Unfortunately, the book is about a mathematician, which immediately turns off 95% of the populace. But that is exactly its strength. Nash became ill much later than most schizophrenics — around 30, when he had already done great work. So people saved what he wrote, and could describe what went on decades later. Even better, the mathematicians had no theoretical axe to grind (Freudian or otherwise). So there’s no ego, id, superego or penis envy in the book, just page after page of description from well over 100 people interviewed for the book, who just talked about what they saw. The description of Nash at his sickest covers 120 pages or so in the middle of the book. It’s extremely depressing reading, but you’ll never find a better description of what schizophrenia is actually like — e.g. (p. 242) She recalled that “he kept shifting from station to station. We thought he was just being pesky. But he thought that they were broadcasting messages to him. The things he did were mad, but we didn’t really know it.”

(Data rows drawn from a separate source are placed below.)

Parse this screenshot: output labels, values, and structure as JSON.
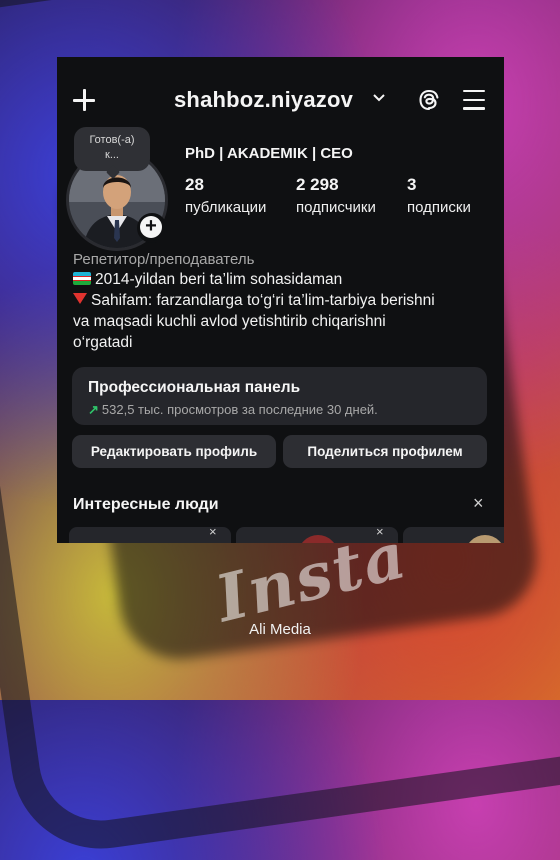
{
  "header": {
    "username": "shahboz.niyazov"
  },
  "note": {
    "text_line1": "Готов(-а)",
    "text_line2": "к..."
  },
  "profile": {
    "headline": "PhD | AKADEMIK | CEO",
    "stats": [
      {
        "value": "28",
        "label": "публикации"
      },
      {
        "value": "2 298",
        "label": "подписчики"
      },
      {
        "value": "3",
        "label": "подписки"
      }
    ],
    "category": "Репетитор/преподаватель",
    "bio": [
      "2014-yildan beri ta’lim sohasidaman",
      "Sahifam: farzandlarga to‘g‘ri ta’lim-tarbiya berishni",
      "va maqsadi kuchli avlod yetishtirib chiqarishni",
      "o‘rgatadi"
    ]
  },
  "pro_panel": {
    "title": "Профессиональная панель",
    "subtitle": "532,5 тыс. просмотров за последние 30 дней."
  },
  "buttons": {
    "edit": "Редактировать профиль",
    "share": "Поделиться профилем"
  },
  "suggestions": {
    "title": "Интересные люди",
    "close": "×",
    "card_close": "×"
  },
  "watermark": "Insta",
  "footer": "Ali Media",
  "colors": {
    "panel_bg": "#0f1012",
    "button_bg": "#2d2e33",
    "trend_green": "#2fc46a"
  }
}
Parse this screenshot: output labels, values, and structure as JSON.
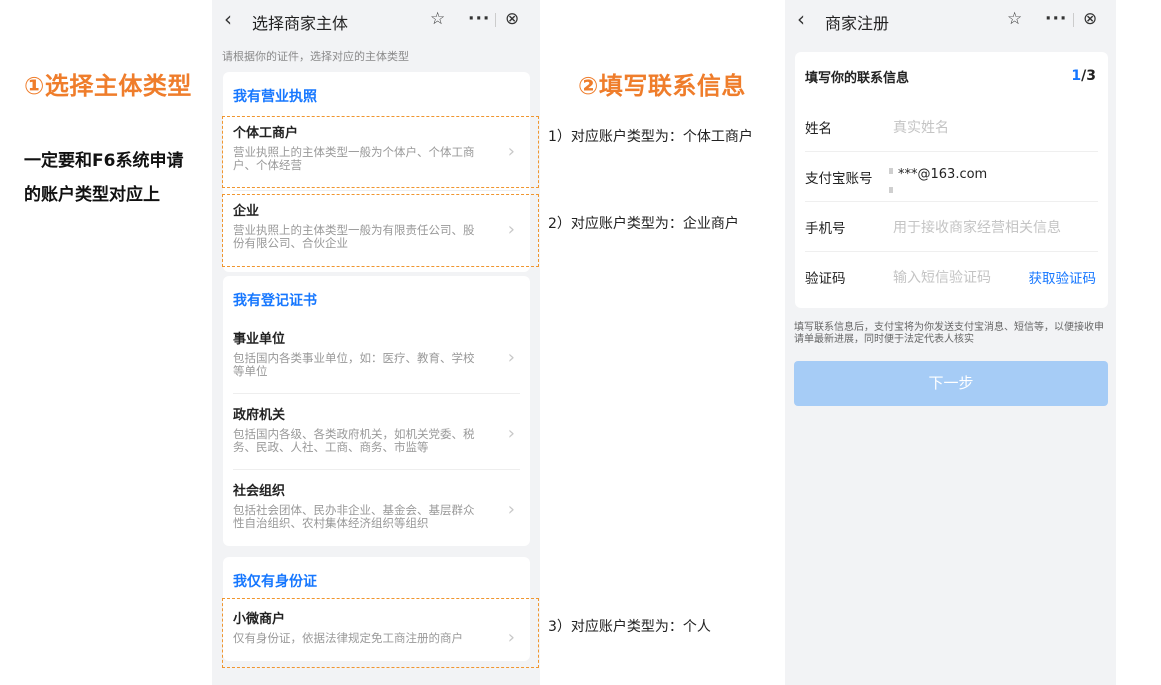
{
  "annotations": {
    "step1_title": "①选择主体类型",
    "step2_title": "②填写联系信息",
    "side_note_line1": "一定要和F6系统申请",
    "side_note_line2": "的账户类型对应上",
    "mapping1": "1）对应账户类型为：个体工商户",
    "mapping2": "2）对应账户类型为：企业商户",
    "mapping3": "3）对应账户类型为：个人"
  },
  "select_page": {
    "title": "选择商家主体",
    "subtitle": "请根据你的证件，选择对应的主体类型",
    "sections": [
      {
        "heading": "我有营业执照",
        "items": [
          {
            "title": "个体工商户",
            "desc": "营业执照上的主体类型一般为个体户、个体工商户、个体经营"
          },
          {
            "title": "企业",
            "desc": "营业执照上的主体类型一般为有限责任公司、股份有限公司、合伙企业"
          }
        ]
      },
      {
        "heading": "我有登记证书",
        "items": [
          {
            "title": "事业单位",
            "desc": "包括国内各类事业单位，如：医疗、教育、学校等单位"
          },
          {
            "title": "政府机关",
            "desc": "包括国内各级、各类政府机关，如机关党委、税务、民政、人社、工商、商务、市监等"
          },
          {
            "title": "社会组织",
            "desc": "包括社会团体、民办非企业、基金会、基层群众性自治组织、农村集体经济组织等组织"
          }
        ]
      },
      {
        "heading": "我仅有身份证",
        "items": [
          {
            "title": "小微商户",
            "desc": "仅有身份证，依据法律规定免工商注册的商户"
          }
        ]
      }
    ]
  },
  "register_page": {
    "title": "商家注册",
    "form_heading": "填写你的联系信息",
    "step_current": "1",
    "step_total": "/3",
    "fields": [
      {
        "label": "姓名",
        "placeholder": "真实姓名"
      },
      {
        "label": "支付宝账号",
        "value": "***@163.com"
      },
      {
        "label": "手机号",
        "placeholder": "用于接收商家经营相关信息"
      },
      {
        "label": "验证码",
        "placeholder": "输入短信验证码",
        "action": "获取验证码"
      }
    ],
    "note": "填写联系信息后，支付宝将为你发送支付宝消息、短信等，以便接收申请单最新进展，同时便于法定代表人核实",
    "next_button": "下一步"
  },
  "colors": {
    "accent_blue": "#1677ff",
    "annotation_orange": "#ef7d2b",
    "disabled_button": "#a6ccf6"
  },
  "icons": [
    "back-arrow-icon",
    "star-icon",
    "more-dots-icon",
    "close-circle-icon",
    "chevron-right-icon"
  ]
}
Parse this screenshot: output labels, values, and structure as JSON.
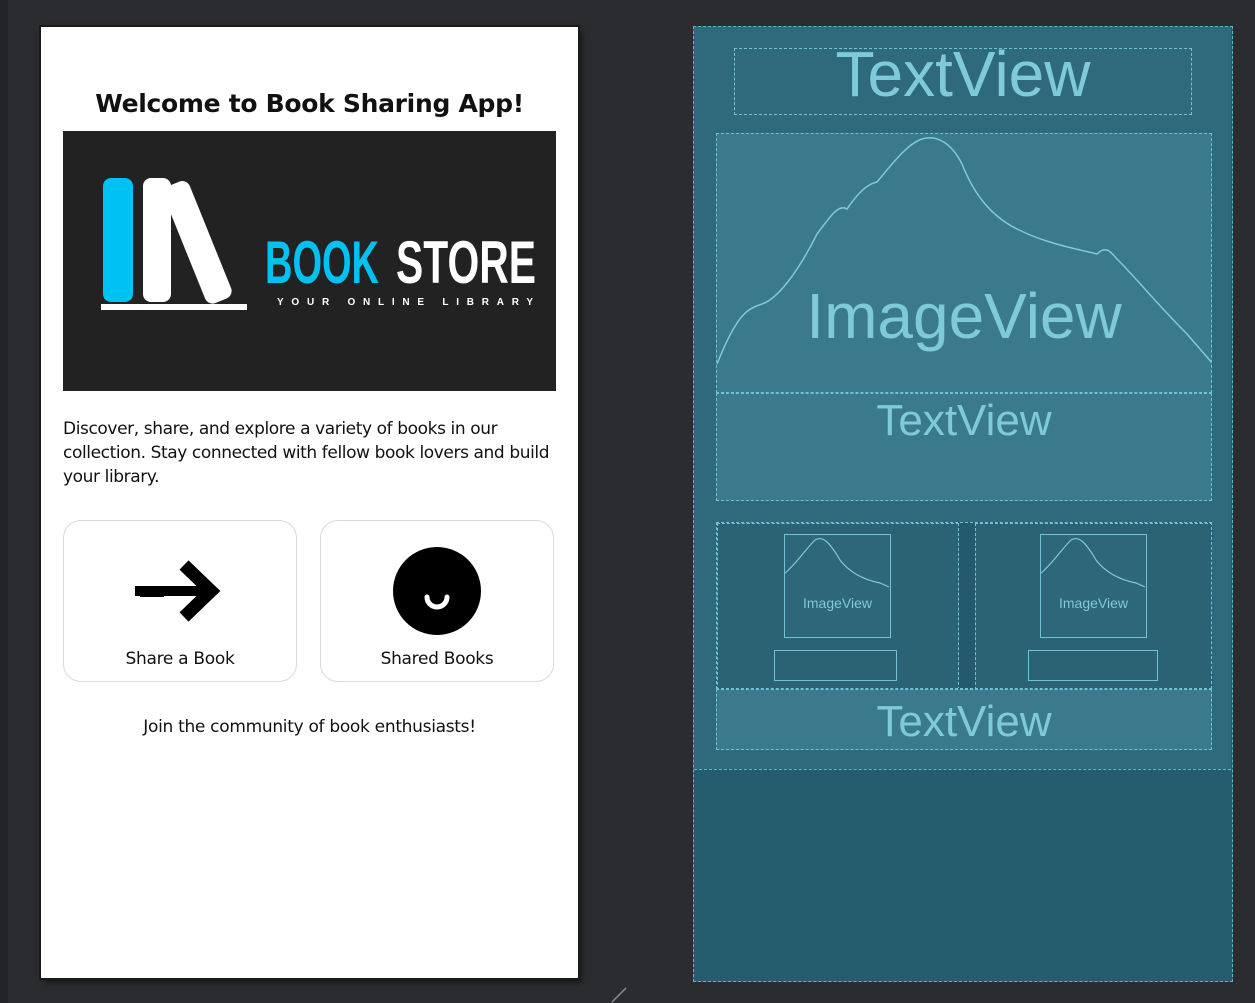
{
  "design": {
    "title": "Welcome to Book Sharing App!",
    "banner": {
      "brand_part1": "BOOK",
      "brand_part2": "STORE",
      "tagline": "YOUR ONLINE LIBRARY",
      "colors": {
        "accent": "#00c2f2",
        "background": "#222222",
        "text": "#ffffff"
      }
    },
    "description": "Discover, share, and explore a variety of books in our collection. Stay connected with fellow book lovers and build your library.",
    "buttons": [
      {
        "label": "Share a Book",
        "icon": "arrow-right-icon"
      },
      {
        "label": "Shared Books",
        "icon": "smile-circle-icon"
      }
    ],
    "footer": "Join the community of book enthusiasts!"
  },
  "blueprint": {
    "title_placeholder": "TextView",
    "image_placeholder": "ImageView",
    "description_placeholder": "TextView",
    "small_image_left": "ImageView",
    "small_image_right": "ImageView",
    "footer_placeholder": "TextView",
    "colors": {
      "background": "#255c6e",
      "outline": "#6fc3d8",
      "text": "#7ec9da"
    }
  }
}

The second quote above is from a letter written in 1971 and kept by the recipient for decades, the first quote from a letter written in 12 years before that.

There are a few heartening aspects of the book. His wife Alicia is a true saint, and stood by him and tried to help as best she could. The mathematicians also come off very well, in their attempts to shelter him and to get him treatment (they even took up a collection for this at one point).

I was also very pleased to see rather sympathetic portraits of the docs who took care of him. No 20/20 hindsight is to be found. They are described as doing the best for him that they could given the limited knowledge (and therapies) of the time. This is the way medicine has been and always will be practiced — we never really know enough about the diseases we’re treating, and the therapies are almost never optimal. We just try to do our best with what we know and what we have.

I actually ran into Nash shortly after the book came out. The Princeton University Store had a fabulous collection of math books back then — several hundred at least, most of them over $50, so it was a great place to browse, which I did whenever I was in the area. Afterwards, I stopped in a coffee shop in Nassau Square and there he was, carrying a large disheveled bunch of papers with what appeared to be scribbling on them. I couldn’t bring myself to speak to him. He had the eyes of a hunted animal.